- **DATA EXTRACTS**:
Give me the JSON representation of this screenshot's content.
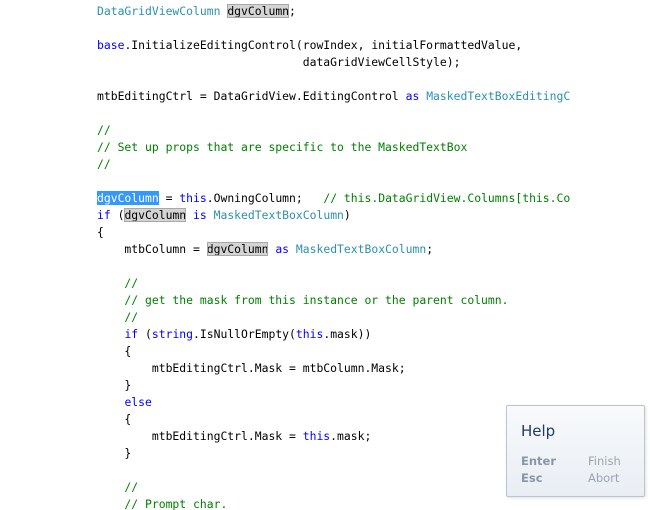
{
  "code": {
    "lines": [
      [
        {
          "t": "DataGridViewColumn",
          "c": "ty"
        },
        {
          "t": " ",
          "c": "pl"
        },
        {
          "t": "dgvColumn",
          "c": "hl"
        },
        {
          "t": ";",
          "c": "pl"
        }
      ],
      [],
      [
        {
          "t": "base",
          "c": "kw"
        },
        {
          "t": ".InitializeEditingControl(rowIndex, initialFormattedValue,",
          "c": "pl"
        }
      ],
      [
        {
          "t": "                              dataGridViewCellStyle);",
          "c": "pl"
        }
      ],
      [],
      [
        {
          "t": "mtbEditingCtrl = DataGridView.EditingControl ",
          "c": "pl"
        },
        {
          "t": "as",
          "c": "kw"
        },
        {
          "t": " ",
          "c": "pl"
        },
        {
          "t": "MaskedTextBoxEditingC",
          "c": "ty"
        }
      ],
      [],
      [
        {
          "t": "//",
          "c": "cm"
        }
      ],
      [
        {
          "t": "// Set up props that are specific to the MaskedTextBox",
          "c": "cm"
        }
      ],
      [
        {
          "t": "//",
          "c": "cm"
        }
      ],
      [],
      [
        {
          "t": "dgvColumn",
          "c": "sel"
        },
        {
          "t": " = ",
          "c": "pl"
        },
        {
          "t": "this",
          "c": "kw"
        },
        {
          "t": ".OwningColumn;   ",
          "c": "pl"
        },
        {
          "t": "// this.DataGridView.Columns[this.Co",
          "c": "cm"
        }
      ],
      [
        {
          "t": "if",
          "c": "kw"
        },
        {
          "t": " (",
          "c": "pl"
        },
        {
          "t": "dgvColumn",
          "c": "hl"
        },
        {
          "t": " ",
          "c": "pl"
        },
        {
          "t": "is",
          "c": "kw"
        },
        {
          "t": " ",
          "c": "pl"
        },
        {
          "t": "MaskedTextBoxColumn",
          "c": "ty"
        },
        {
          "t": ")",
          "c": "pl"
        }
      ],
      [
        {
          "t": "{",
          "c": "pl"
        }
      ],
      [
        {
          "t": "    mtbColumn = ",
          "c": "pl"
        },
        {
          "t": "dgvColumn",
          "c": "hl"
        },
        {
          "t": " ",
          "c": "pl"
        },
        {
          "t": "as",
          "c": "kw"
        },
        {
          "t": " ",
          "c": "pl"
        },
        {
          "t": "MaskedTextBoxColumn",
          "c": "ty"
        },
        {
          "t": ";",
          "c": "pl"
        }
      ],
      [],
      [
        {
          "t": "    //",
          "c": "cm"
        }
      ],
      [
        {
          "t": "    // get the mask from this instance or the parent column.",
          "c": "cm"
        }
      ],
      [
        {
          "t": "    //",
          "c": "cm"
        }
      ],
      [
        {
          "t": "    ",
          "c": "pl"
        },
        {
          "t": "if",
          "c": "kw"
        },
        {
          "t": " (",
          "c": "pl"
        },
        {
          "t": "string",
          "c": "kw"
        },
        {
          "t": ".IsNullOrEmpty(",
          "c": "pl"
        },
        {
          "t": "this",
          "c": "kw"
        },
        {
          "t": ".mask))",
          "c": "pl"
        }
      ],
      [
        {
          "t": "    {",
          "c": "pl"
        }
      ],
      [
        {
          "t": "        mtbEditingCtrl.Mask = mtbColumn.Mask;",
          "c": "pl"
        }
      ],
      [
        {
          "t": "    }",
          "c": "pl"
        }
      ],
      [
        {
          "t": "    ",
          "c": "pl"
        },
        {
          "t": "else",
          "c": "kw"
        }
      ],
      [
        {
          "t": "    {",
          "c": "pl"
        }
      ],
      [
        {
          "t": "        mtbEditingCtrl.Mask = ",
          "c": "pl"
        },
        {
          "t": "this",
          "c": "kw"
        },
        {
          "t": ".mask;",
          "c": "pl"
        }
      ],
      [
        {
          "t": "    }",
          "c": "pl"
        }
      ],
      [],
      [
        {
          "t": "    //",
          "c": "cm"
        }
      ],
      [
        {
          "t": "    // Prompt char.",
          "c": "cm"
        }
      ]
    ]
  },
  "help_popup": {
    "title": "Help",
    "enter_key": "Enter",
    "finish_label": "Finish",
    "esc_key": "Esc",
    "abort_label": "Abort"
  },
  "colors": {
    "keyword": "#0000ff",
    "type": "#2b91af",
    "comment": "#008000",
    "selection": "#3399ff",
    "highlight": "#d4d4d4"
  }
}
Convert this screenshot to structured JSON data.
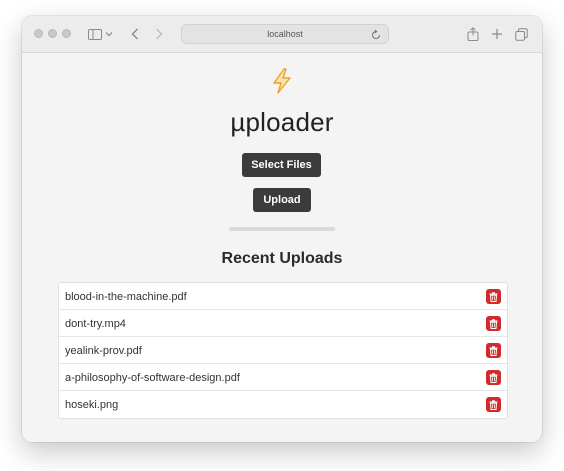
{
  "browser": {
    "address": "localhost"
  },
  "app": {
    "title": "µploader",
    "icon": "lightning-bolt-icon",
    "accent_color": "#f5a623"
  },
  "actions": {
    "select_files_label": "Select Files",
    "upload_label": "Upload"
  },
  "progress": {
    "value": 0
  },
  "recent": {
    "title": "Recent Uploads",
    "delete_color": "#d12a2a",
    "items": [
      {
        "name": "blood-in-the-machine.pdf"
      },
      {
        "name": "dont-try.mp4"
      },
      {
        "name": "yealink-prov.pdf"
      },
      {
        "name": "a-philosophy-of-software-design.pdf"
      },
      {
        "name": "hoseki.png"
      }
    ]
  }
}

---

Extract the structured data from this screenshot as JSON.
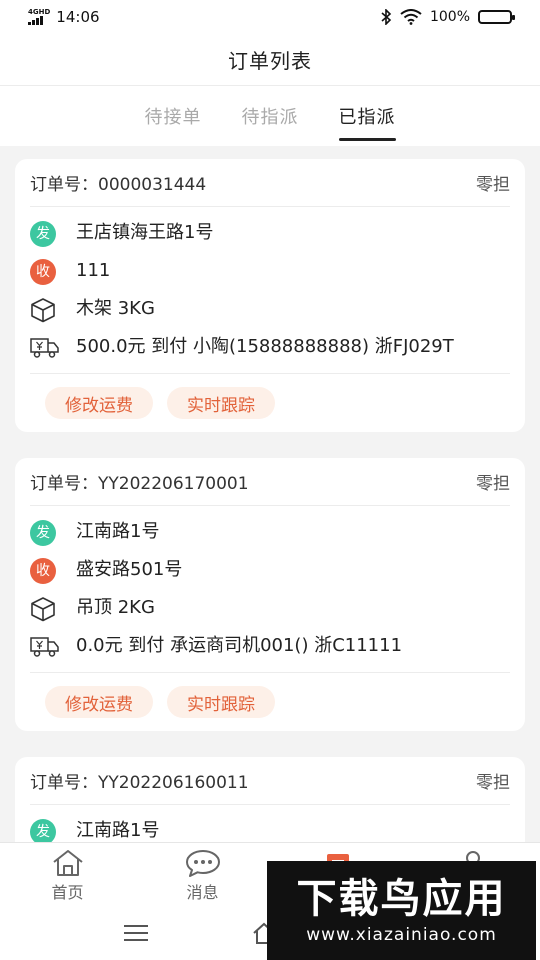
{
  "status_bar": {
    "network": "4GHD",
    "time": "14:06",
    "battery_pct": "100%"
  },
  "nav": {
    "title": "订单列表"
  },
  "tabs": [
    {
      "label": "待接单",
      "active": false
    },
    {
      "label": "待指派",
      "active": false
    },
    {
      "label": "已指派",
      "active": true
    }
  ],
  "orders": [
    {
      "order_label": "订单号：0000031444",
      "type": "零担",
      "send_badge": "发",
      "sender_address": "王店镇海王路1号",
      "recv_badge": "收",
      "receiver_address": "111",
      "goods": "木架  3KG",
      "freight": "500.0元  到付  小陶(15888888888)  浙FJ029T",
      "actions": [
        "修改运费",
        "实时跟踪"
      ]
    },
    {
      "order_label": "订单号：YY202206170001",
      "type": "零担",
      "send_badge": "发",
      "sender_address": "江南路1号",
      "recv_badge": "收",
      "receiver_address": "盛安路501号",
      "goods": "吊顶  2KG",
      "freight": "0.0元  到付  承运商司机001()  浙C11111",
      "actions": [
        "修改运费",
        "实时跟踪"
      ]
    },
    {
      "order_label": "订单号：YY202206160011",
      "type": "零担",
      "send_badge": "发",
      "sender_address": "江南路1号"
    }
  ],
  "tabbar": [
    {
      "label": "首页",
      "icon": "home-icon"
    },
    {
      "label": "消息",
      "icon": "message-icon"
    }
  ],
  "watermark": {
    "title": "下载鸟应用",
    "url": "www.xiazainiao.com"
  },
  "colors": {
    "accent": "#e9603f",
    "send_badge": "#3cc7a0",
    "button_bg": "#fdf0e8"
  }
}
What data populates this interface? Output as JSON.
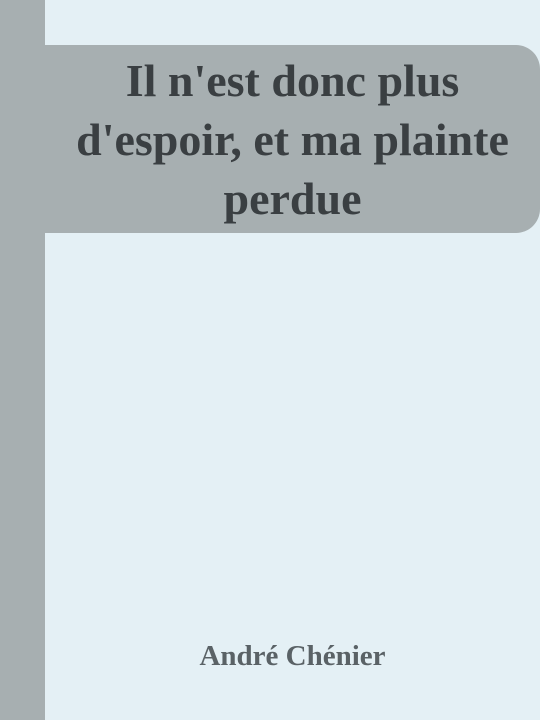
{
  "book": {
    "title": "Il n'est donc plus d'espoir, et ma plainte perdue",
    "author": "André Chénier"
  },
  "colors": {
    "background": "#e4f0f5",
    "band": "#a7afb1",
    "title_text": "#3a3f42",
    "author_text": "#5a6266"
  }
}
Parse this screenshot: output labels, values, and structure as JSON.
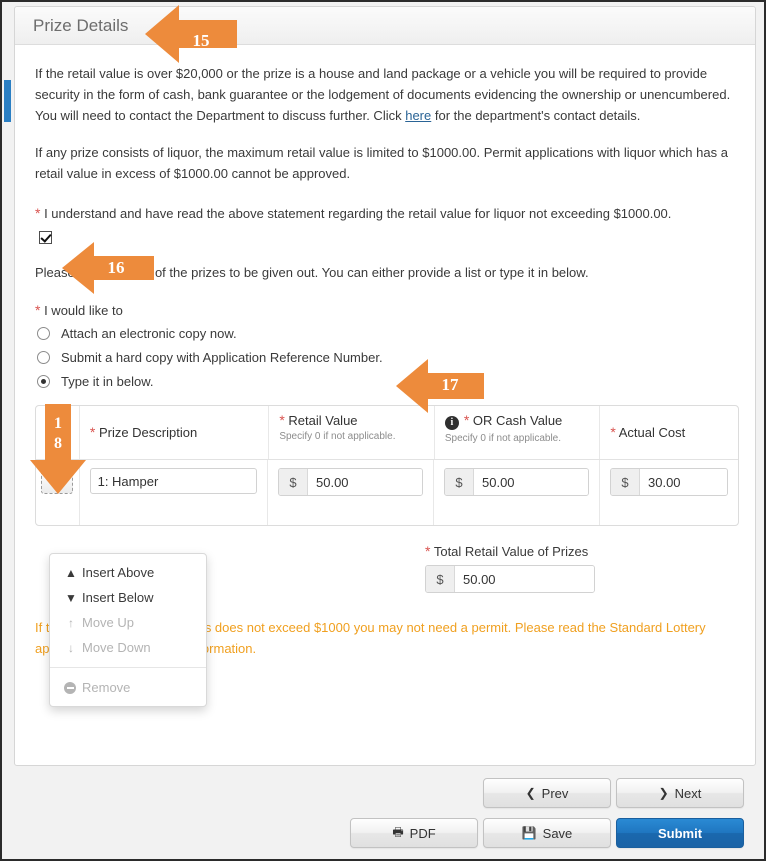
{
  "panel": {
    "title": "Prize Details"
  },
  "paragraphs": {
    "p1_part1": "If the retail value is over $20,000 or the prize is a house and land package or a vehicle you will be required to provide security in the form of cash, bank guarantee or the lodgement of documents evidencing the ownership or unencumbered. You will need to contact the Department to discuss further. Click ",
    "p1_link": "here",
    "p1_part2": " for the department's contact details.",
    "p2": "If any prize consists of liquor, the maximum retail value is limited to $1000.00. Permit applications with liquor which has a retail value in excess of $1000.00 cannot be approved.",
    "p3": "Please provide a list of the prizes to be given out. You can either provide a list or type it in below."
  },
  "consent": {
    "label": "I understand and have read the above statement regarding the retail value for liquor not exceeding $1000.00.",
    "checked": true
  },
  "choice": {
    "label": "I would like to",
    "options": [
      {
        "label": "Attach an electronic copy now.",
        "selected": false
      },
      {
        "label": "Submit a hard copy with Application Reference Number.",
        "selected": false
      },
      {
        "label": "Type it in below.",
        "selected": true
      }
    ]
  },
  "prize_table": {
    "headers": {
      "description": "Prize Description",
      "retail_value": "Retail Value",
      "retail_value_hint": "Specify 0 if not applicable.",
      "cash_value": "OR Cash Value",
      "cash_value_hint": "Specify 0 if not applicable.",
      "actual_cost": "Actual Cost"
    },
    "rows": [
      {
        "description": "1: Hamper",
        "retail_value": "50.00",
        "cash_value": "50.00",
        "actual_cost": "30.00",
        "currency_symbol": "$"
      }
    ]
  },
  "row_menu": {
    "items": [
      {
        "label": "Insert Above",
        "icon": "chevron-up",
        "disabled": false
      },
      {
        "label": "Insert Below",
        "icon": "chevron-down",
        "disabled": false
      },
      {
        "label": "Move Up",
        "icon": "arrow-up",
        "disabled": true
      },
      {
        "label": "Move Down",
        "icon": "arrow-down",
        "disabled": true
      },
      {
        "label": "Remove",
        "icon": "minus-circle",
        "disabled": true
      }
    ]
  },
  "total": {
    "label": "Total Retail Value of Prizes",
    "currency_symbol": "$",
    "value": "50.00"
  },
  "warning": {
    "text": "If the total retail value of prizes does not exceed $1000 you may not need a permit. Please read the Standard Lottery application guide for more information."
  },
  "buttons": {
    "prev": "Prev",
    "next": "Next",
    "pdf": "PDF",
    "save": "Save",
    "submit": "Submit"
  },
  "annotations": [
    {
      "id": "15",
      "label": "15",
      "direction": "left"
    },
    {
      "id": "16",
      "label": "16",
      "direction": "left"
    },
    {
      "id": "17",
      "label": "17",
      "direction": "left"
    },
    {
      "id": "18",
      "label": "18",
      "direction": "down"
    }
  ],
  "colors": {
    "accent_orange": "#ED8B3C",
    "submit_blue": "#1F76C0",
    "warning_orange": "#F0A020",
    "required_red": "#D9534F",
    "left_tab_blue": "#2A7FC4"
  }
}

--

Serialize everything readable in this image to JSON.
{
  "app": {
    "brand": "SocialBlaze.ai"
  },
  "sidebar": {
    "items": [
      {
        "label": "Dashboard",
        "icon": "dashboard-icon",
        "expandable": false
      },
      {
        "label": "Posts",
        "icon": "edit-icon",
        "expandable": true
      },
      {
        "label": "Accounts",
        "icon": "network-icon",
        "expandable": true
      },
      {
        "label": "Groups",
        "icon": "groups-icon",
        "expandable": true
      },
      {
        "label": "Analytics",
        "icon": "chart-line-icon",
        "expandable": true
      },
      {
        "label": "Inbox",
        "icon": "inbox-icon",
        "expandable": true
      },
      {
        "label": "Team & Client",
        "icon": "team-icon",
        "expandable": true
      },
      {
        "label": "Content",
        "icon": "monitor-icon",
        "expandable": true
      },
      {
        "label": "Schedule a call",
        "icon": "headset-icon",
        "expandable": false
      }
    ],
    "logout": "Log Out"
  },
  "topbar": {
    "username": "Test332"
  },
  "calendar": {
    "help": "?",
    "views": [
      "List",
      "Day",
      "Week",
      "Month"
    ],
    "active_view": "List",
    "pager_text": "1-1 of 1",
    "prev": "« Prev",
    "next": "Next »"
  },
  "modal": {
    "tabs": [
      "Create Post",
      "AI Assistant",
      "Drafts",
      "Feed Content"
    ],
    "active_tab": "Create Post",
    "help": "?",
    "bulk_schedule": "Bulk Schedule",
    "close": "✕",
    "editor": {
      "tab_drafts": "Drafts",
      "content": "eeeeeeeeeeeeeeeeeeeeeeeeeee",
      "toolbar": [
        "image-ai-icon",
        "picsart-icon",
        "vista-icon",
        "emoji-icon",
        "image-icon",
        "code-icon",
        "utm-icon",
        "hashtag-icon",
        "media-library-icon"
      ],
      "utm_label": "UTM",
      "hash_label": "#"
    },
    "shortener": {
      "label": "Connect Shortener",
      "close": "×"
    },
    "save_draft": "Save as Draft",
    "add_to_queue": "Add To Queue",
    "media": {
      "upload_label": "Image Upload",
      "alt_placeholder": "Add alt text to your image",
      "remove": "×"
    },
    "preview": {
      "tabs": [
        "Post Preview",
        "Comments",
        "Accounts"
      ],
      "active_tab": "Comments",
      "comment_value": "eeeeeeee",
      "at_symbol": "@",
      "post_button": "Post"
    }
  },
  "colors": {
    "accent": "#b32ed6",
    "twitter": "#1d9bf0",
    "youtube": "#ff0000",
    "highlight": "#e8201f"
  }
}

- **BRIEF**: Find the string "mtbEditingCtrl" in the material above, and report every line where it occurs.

- **ANSWER TO THE EXERCISE**:
          "t": "mtbEditingCtrl = DataGridView.EditingControl ",
          "t": "        mtbEditingCtrl.Mask = mtbColumn.Mask;",
          "t": "        mtbEditingCtrl.Mask = ",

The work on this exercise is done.